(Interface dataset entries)

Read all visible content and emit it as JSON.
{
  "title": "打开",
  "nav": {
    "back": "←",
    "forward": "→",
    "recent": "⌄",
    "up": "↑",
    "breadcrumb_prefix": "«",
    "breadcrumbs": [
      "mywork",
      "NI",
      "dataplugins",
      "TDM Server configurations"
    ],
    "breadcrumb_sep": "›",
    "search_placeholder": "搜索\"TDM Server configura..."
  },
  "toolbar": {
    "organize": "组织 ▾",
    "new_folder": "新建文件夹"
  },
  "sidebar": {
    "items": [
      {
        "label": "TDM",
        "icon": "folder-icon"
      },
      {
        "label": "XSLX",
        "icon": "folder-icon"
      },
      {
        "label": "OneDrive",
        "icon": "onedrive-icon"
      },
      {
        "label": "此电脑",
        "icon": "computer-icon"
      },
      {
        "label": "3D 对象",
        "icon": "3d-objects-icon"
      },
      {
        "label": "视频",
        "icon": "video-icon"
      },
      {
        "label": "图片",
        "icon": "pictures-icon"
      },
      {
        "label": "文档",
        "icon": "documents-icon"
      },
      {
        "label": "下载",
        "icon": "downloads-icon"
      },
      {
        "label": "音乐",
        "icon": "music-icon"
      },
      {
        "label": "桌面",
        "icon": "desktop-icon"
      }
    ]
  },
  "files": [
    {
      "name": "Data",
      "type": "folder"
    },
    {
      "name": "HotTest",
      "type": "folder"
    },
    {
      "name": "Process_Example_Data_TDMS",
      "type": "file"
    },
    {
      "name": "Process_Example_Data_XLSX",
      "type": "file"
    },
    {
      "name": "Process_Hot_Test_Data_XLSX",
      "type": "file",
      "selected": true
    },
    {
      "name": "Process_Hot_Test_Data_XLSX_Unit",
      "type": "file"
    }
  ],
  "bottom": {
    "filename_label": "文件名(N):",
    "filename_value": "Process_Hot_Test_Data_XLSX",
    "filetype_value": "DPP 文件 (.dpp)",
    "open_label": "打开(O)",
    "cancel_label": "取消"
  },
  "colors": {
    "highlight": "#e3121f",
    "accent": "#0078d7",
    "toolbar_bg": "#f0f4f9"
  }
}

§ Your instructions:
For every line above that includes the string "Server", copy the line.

§ Answer area:
      "TDM Server configurations"
    "search_placeholder": "搜索\"TDM Server configura..."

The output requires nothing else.